This week has been full of many different emotions. From fear, to pain, to empathy. Love and loss, heartache and more love. And then came a different emotion….connection. Connection to those around us who have lost so much this past week. Connection through seeing our city torn apart and divided asunder and now the connection of working together on cleanup and rebuilding what once was.
On March 3, 2020 in the middle of the night, a tornado ripped through the city of Nashville, Tennessee. It was on the ground for an estimated 60 miles, destroying everything in its path. It was an ominous site to witness the destruction and loss that came in a mere matter of minutes.
As I have read and seen and been part of this experience it has been both heart wrenching and heartwarming. But mostly heartwarming. I am amazed by our community of different faiths that have come together to clean up, repair, love and serve our neighbor. Especially those in great need, but also those that are sacrificing their time to help in the effort. They have come from near and far. The first responders and the subsequent responders that have also been taken care of by the many volunteers that have come together in the rebuilding of a community that has suffered greatly.
As I thought about this, my mind turned to another city in another place on another night at a different time. That of our Savior, Jesus Christ, whose blood dripped from every pore as he prayed for us that night in the Garden of Gethsemane. Can you imagine the pleas and the struggle that he went through as he saw devastation and destruction envelop cities all over the world? Cities like ours who were awakened with thunder and lightning so loud that it brought us to our knees with great pleas for safety and deliverance. As He witnessed heartache and loss unimaginable? His heart was so wrenched that he cried out to the Father:
He did it all for us. He walked the streets of Jerusalem carrying a mighty cross on his back, that was already raw with the open wounds from lashings that came from those who despised and hated him. A crown of plaited thorns that was placed on his head while blood, sweat and tears dripped into his gentle eyes as he walked.
He carried that great cross to the hill where they would then lay him on it and drive nails through his palms, wrists, feet and side. Then the cross was raised and planted in the ground and He suffered great pain, more than we are capable of comprehending, to complete the ultimate atonement for us. His brothers and sisters.
Our Savior, Jesus Christ continues to succor us in our times of great need. He loves us and watches over us. He speaks to us, if we are willing and ready to listen. His voice is not of thunder or of lightning but of a still small voice. One that pierces our souls and spurs us to actions. We are told in
1 Kings 19:11- 12 … And, behold, the Lord passed by, and a great and strong wind rent the mountains, and brake in pieces the rocks before the Lord; but the Lord was not in the wind: and after the wind an earthquake; but the Lord was not in the earthquake. And after the earthquake a fire; but the Lord was not in the fire: and after the fire a still small voice.

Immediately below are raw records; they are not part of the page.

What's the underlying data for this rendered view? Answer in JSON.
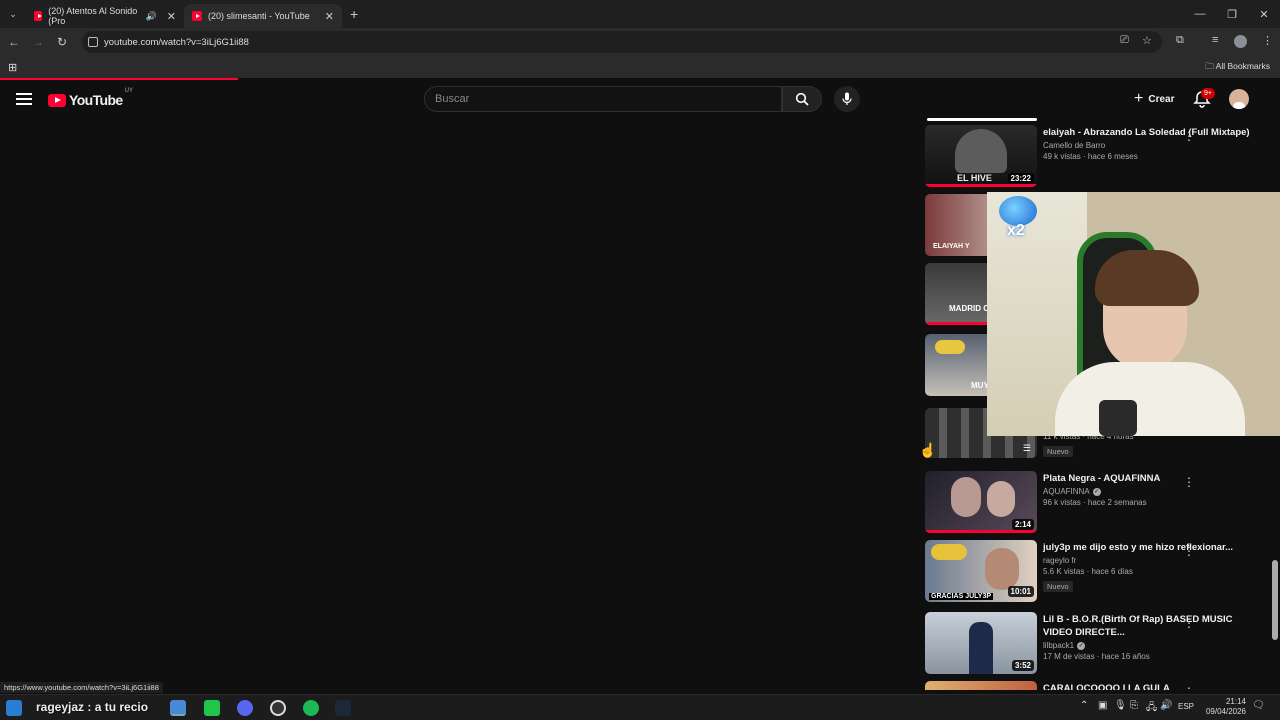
{
  "browser": {
    "tabs": [
      {
        "title": "(20) Atentos Al Sonido (Pro",
        "active": false
      },
      {
        "title": "(20) slimesanti - YouTube",
        "active": true
      }
    ],
    "url": "youtube.com/watch?v=3iLj6G1ii88",
    "bookmarks_label": "All Bookmarks"
  },
  "youtube": {
    "logo_text": "YouTube",
    "country_code": "UY",
    "search_placeholder": "Buscar",
    "create_label": "Crear",
    "notifications_badge": "9+"
  },
  "sidebar": {
    "videos": [
      {
        "title": "elaiyah - Abrazando La Soledad (Full Mixtape)",
        "channel": "Camello de Barro",
        "views": "49 k vistas · hace 6 meses",
        "duration": "23:22",
        "thumb_text": "EL HIVE",
        "badge": ""
      },
      {
        "title": "",
        "channel": "",
        "views": "",
        "duration": "",
        "thumb_text": "ELAIYAH Y",
        "badge": ""
      },
      {
        "title": "",
        "channel": "",
        "views": "",
        "duration": "",
        "thumb_text": "MADRID C",
        "badge": ""
      },
      {
        "title": "",
        "channel": "",
        "views": "",
        "duration": "",
        "thumb_text": "MUY",
        "badge": ""
      },
      {
        "title": "",
        "channel": "",
        "views": "11 k vistas · hace 4 horas",
        "duration": "",
        "thumb_text": "",
        "badge": "Nuevo"
      },
      {
        "title": "Plata Negra - AQUAFINNA",
        "channel": "AQUAFINNA",
        "views": "96 k vistas · hace 2 semanas",
        "duration": "2:14",
        "thumb_text": "",
        "badge": ""
      },
      {
        "title": "july3p me dijo esto y me hizo reflexionar...",
        "channel": "rageylo fr",
        "views": "5.6 K vistas · hace 6 días",
        "duration": "10:01",
        "thumb_text": "GRACIAS JULY3P",
        "badge": "Nuevo"
      },
      {
        "title": "Lil B - B.O.R.(Birth Of Rap) BASED MUSIC VIDEO DIRECTE...",
        "channel": "lilbpack1",
        "views": "17 M de vistas · hace 16 años",
        "duration": "3:52",
        "thumb_text": "",
        "badge": ""
      },
      {
        "title": "CARALOCOOOO I LA GULA",
        "channel": "",
        "views": "",
        "duration": "",
        "thumb_text": "",
        "badge": ""
      }
    ]
  },
  "overlay": {
    "multiplier": "x2"
  },
  "status_url": "https://www.youtube.com/watch?v=3iLj6G1ii88",
  "taskbar": {
    "stream_text": "rageyjaz : a tu recio",
    "language": "ESP",
    "time": "21:14",
    "date": "09/04/2026"
  },
  "colors": {
    "accent": "#ff0033",
    "bg": "#0f0f0f"
  }
}
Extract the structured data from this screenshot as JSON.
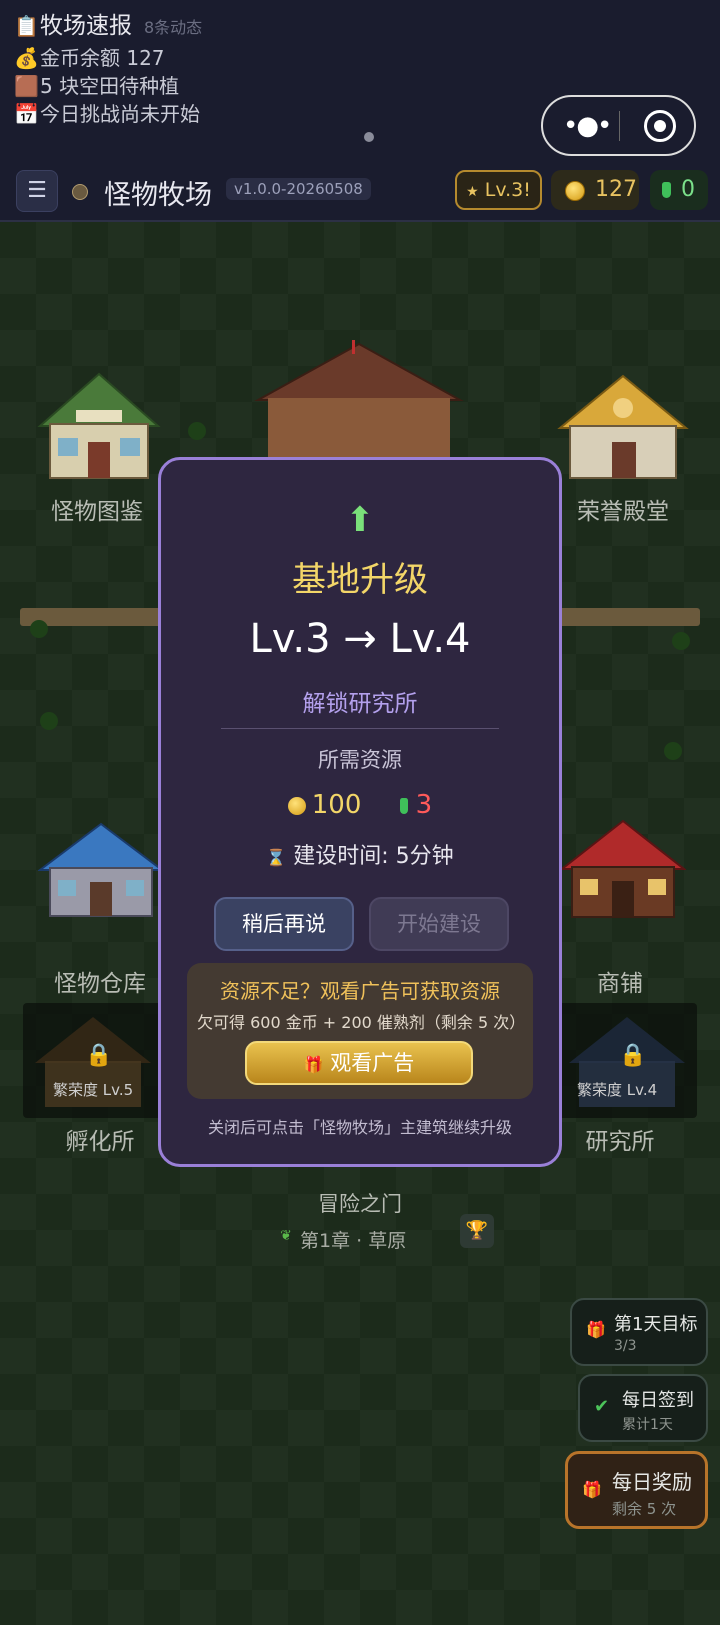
{
  "news": {
    "title": "牧场速报",
    "sub": "8条动态",
    "lines": [
      {
        "icon": "💰",
        "text": "金币余额 127"
      },
      {
        "icon": "🟫",
        "text": "5 块空田待种植"
      },
      {
        "icon": "📅",
        "text": "今日挑战尚未开始"
      }
    ]
  },
  "header": {
    "menu_icon": "☰",
    "title": "怪物牧场",
    "version": "v1.0.0-20260508",
    "level": "Lv.3",
    "level_alert": "!",
    "coins": "127",
    "potions": "0"
  },
  "map": {
    "buildings": {
      "monster_book": "怪物图鉴",
      "hall_of_honor": "荣誉殿堂",
      "monster_storage": "怪物仓库",
      "shop": "商铺",
      "hatchery": "孵化所",
      "research": "研究所",
      "adventure": "冒险之门"
    },
    "hatchery_lock": "繁荣度 Lv.5",
    "research_lock": "繁荣度 Lv.4",
    "adventure_chapter": "第1章 · 草原"
  },
  "side": {
    "day_goal_title": "第1天目标",
    "day_goal_progress": "3/3",
    "checkin_title": "每日签到",
    "checkin_sub": "累计1天",
    "reward_title": "每日奖励",
    "reward_sub": "剩余 5 次"
  },
  "modal": {
    "title": "基地升级",
    "levels": "Lv.3 → Lv.4",
    "unlock": "解锁研究所",
    "resources_label": "所需资源",
    "coin_cost": "100",
    "potion_cost": "3",
    "build_time": "建设时间: 5分钟",
    "later_button": "稍后再说",
    "build_button": "开始建设",
    "ad_title": "资源不足？观看广告可获取资源",
    "ad_reward": "欠可得 600 金币 + 200 催熟剂（剩余 5 次）",
    "ad_button": "观看广告",
    "hint": "关闭后可点击「怪物牧场」主建筑继续升级"
  },
  "colors": {
    "modal_bg": "#2e2640",
    "modal_border": "#9a80d8",
    "title_gold": "#f3d668",
    "potion_red": "#ff5a5a"
  }
}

This is what I have seen this past week. This is what I want to remember. All of those who have listened to His voice. Whether it was amidst the tempest and storm, or in the aftermath of the destruction. I want to remember a city that came together to help their brother in great time of need. I want to remember the volunteers that came out, so many that they had to close roads to them so that the trucks hauling debris would be able to get in and out of the neighborhoods. And then buses full of volunteers whose hearts were drenched with love for their neighbors in need, came to help in any way that they could. From manual labor of hauling and removing debris, to bringing meals, doing laundry, storing valuables that could be retrieved. And packing up homes that had been condemned because of too much damage. Even offering free childcare to those hurting and those helping in the clean up effort.
It truly has been a sight to see and be a part of and one that I won’t soon forget. I hope that as we approach Easter in just a few weeks that we will remember the suffering of our great redeemer. And know that as we have all participated in this life altering event we have in some small way been his hands and his heart. He died for us that we might live again. And we love our neighbor as he commanded so that He might live in us.
One last thought I wanted to share that happened the day after the storm. I had been filled with a great anxiety as I am sure a lot of people have been feeling. So I turned to the scriptures in prayer for some kind of relief. I stumbled upon, or rather was guided to,
Helaman 5:12 And now, my sons, remember, remember that it is upon the rock of our Redeemer, who is Christ, the Son of God, that ye must build your foundation; that when the devil shall send forth his mighty winds, yea, his shafts in the whirlwind, yea, when all his hail and his mighty storm shall beat upon you, it shall have no power over you to drag you down to the gulf of misery and endless wo, because of the rock upon which ye are built, which is a sure foundation, a foundation whereon if men build they cannot fall.
And again, I was reminded that He did it all for us!